Ruffalo works less hard — he’s been playing this sort of aimless yet effortlessly suave drifter for over a decade — but his Paul is a creepier sort of ladies man than other Ruffalo roles, an overgrown bachelor far too old to be boasting about his seduction of a lesbian; in short, he’s a homewrecker. As he continues to slither his way into not only Jules’ life, but the lives of her partner, Nic (Annette Bening), their teenage son Laser (Josh Hutcherson), and daughter Joni (Mia Wasikowska), we see a man toying with the playfulness of fatherhood but shunning the responsibility. And the damage he inflicts on this cozy, tight-knit family is as devastating as the unit’s attempts to regroup are touching.
The setup of Kids is intriguing, as Laser (a taciturn recluse) and Joni (a pale, somewhat uptight honor student) secretly track Paul down and come away with different impressions. Joni feels an instant bond with Paul, his Zen nature and crunchy granola ethics, while Laser is put off by his underlying smarm. Later, when the parents are introduced, Jules, who’s more free-spirited than her partner, feels the same draw her daughter did, while Nic, the authoritarian, a stickler for maintaining house and office rules, is as put off by Paul’s lack of ambition as her son. Bening, who is in fine form, expertly conveys how her Nic is the more perceptive of the two, more instantly aware of the danger Paul represents, who boldly refuses to shy away from Nic’s self-involved, nagging side — not to mention her alcoholism. She’s an external harridan with a heart of sugar, and her sadness at being suddenly unable to compete with Paul’s rugged charm is the heart of the movie.
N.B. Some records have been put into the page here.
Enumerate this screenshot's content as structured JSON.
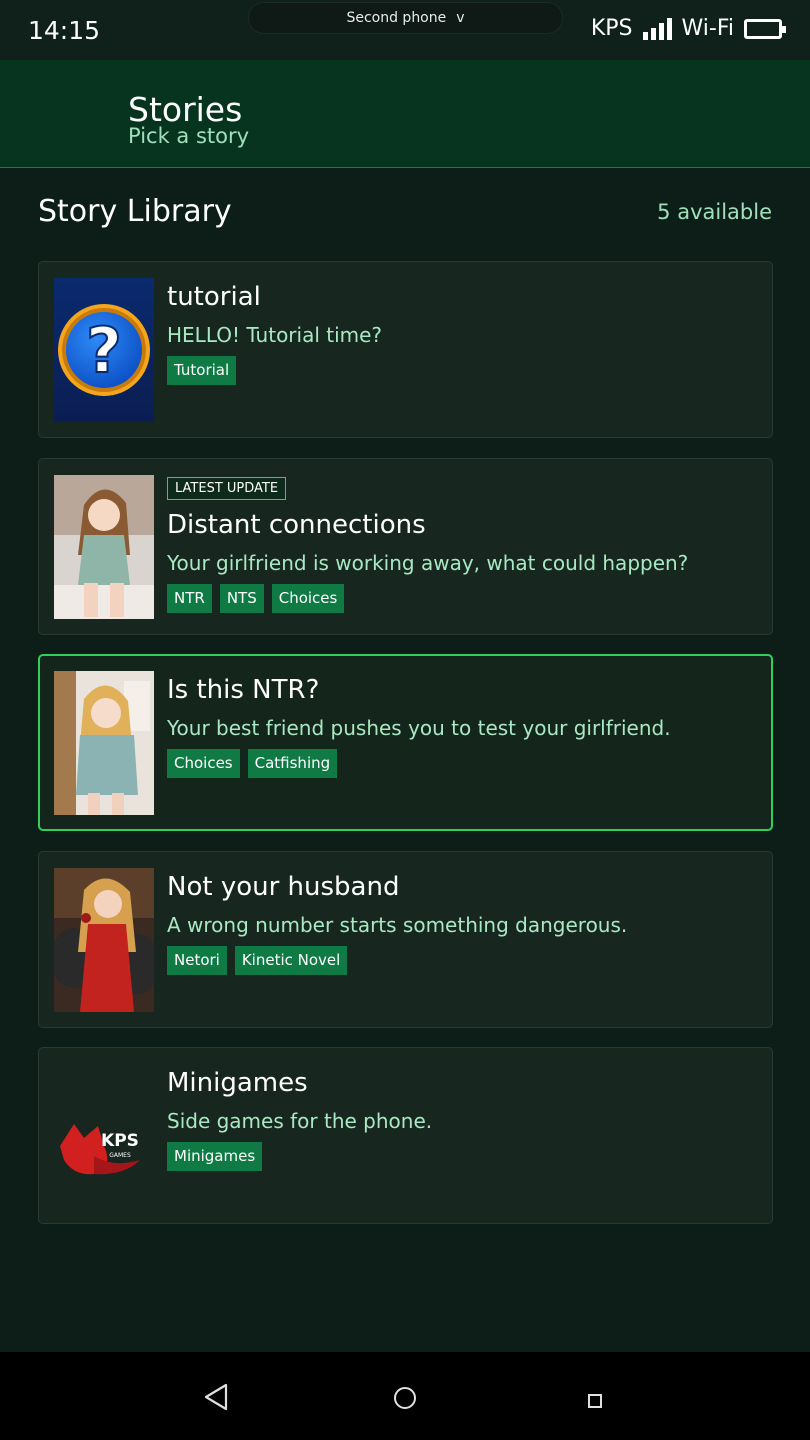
{
  "status_bar": {
    "time": "14:15",
    "device_switch_label": "Second phone",
    "device_switch_chevron": "v",
    "carrier": "KPS",
    "wifi_label": "Wi-Fi"
  },
  "app_bar": {
    "title": "Stories",
    "subtitle": "Pick a story"
  },
  "library": {
    "title": "Story Library",
    "count_label": "5 available",
    "stories": [
      {
        "thumbnail": "question-mark-icon",
        "badge": "",
        "title": "tutorial",
        "description": "HELLO! Tutorial time?",
        "tags": [
          "Tutorial"
        ]
      },
      {
        "thumbnail": "girl-sitting-on-bed-image",
        "badge": "LATEST UPDATE",
        "title": "Distant connections",
        "description": "Your girlfriend is working away, what could happen?",
        "tags": [
          "NTR",
          "NTS",
          "Choices"
        ]
      },
      {
        "thumbnail": "girl-in-hoodie-image",
        "badge": "",
        "title": "Is this NTR?",
        "description": "Your best friend pushes you to test your girlfriend.",
        "tags": [
          "Choices",
          "Catfishing"
        ],
        "selected": true
      },
      {
        "thumbnail": "woman-in-red-dress-image",
        "badge": "",
        "title": "Not your husband",
        "description": "A wrong number starts something dangerous.",
        "tags": [
          "Netori",
          "Kinetic Novel"
        ]
      },
      {
        "thumbnail": "kps-games-logo",
        "badge": "",
        "title": "Minigames",
        "description": "Side games for the phone.",
        "tags": [
          "Minigames"
        ],
        "logo_text": "KPS",
        "logo_subtext": "GAMES"
      }
    ]
  },
  "colors": {
    "accent_green": "#2fd15a",
    "tag_green": "#0f7a44",
    "app_bar_bg": "#06341f",
    "page_bg": "#0c1e17",
    "card_bg": "#17271f",
    "subtitle_green": "#9fe0bb"
  },
  "nav_bar": {
    "back_icon": "back-triangle-icon",
    "home_icon": "home-circle-icon",
    "recents_icon": "recents-square-icon"
  }
}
But while The Kids Are All Right has plenty of heart, it’s frustratingly more subdued and low-key than you would expect from a storyline this potentially rich and a cast this strong. Cholodenko and her co-screenwriter Stuart Blumberg (Keeping the Faith) should be commended for presenting a controversial, topical subject — gay marriage and the rearing of children — in as gentle and unpretentious a fashion as most nuclear family sitcoms. But as a result, the film lacks a certain momentum, and certain characters remain underdeveloped.
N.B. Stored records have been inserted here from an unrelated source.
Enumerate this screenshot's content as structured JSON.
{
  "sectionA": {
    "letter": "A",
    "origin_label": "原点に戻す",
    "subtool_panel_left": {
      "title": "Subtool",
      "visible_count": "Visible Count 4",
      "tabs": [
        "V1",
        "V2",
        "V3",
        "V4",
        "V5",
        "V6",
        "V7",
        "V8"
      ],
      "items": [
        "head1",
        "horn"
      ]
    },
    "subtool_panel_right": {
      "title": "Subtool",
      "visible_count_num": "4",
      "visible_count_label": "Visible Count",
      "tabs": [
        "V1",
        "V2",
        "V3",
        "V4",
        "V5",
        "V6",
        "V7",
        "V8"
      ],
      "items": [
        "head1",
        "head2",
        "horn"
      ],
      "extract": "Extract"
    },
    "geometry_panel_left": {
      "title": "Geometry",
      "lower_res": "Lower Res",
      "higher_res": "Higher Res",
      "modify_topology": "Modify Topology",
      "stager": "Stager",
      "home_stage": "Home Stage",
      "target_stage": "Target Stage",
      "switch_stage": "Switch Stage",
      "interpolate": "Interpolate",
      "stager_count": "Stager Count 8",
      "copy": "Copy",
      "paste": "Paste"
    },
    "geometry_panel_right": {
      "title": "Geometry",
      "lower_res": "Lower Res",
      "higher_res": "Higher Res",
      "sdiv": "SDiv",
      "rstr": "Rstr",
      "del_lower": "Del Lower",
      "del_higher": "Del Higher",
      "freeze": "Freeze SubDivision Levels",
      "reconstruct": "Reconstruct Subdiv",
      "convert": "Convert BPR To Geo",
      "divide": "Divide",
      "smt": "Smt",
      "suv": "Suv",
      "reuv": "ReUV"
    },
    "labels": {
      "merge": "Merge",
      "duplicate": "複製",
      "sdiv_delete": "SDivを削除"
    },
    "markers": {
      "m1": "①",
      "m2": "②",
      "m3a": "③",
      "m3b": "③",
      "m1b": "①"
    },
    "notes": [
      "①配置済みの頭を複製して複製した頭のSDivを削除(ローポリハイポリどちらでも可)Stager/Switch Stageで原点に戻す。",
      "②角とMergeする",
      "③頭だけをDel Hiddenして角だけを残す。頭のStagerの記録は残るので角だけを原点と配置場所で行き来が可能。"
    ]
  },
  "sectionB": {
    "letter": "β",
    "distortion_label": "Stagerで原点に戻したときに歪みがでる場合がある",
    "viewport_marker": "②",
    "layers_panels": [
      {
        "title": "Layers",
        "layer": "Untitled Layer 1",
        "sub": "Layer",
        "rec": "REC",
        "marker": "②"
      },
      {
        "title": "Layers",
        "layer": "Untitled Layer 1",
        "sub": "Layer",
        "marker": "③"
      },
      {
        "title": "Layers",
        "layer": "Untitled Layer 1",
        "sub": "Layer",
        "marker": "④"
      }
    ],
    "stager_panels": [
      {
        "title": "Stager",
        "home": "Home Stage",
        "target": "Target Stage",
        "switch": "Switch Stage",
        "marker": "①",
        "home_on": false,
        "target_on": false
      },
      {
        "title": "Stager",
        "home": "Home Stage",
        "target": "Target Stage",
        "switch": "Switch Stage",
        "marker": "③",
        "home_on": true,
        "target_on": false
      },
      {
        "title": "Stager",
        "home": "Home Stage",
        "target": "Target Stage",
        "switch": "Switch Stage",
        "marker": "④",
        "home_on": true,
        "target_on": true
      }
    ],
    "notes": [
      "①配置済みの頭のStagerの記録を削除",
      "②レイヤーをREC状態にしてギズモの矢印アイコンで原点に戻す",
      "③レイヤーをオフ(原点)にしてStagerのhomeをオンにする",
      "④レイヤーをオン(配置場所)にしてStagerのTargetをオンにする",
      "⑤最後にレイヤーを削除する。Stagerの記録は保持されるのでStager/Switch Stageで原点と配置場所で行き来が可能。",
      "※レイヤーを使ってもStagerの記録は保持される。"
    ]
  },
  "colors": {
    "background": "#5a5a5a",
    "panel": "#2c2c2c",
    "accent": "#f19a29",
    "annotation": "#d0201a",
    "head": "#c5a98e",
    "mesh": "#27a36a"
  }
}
As Paul’s efforts to relate to Laser, to give him manly advice, fall repeatedly flat, the entire character of Laser starts to border on non-existent. Hutcherson gives the performance his all, tossing off the occasional smart-aleck line (“Why do you guys watch gay-man porn?” he asks his parents after finding their stash), but his character is all surface apathy and gloom, affected by nobody — there’s not much inside him and we don’t care what makes him tick. As Joni, Wasikowska fares way better, toeing the line between goody-two-shoes mommy-pleasing and rebellion. But what should be the most compelling aspect of the film — Joni’s new relationship with her blood father, his opening her up to sexual and personal freedom — is somehow cut off before it has a chance to blossom.
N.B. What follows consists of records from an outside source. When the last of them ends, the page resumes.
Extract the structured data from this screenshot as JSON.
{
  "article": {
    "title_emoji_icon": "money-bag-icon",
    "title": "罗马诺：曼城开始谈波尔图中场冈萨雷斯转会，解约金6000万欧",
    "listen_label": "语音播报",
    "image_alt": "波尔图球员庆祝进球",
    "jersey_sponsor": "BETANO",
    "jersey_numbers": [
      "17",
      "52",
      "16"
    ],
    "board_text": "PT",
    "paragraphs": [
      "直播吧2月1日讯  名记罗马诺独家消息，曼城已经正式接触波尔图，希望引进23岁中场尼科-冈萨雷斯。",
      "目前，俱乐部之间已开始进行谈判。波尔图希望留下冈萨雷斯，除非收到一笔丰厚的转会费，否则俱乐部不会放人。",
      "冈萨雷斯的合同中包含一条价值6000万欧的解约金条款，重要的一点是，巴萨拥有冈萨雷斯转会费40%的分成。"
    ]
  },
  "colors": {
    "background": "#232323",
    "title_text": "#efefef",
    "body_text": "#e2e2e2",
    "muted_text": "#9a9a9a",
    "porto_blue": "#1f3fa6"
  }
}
While Bening has a gift for playing these no-nonsense roles, we don’t buy in the end that her character is becoming less controlling or that she understands what might drive the livelier Jules into an affair. We still see Paul, despite his many flaws, as a fun match for Jules, and Nic as something of a joykill. And that’s a somewhat troubling feeling for a film that is otherwise championing familial bonds.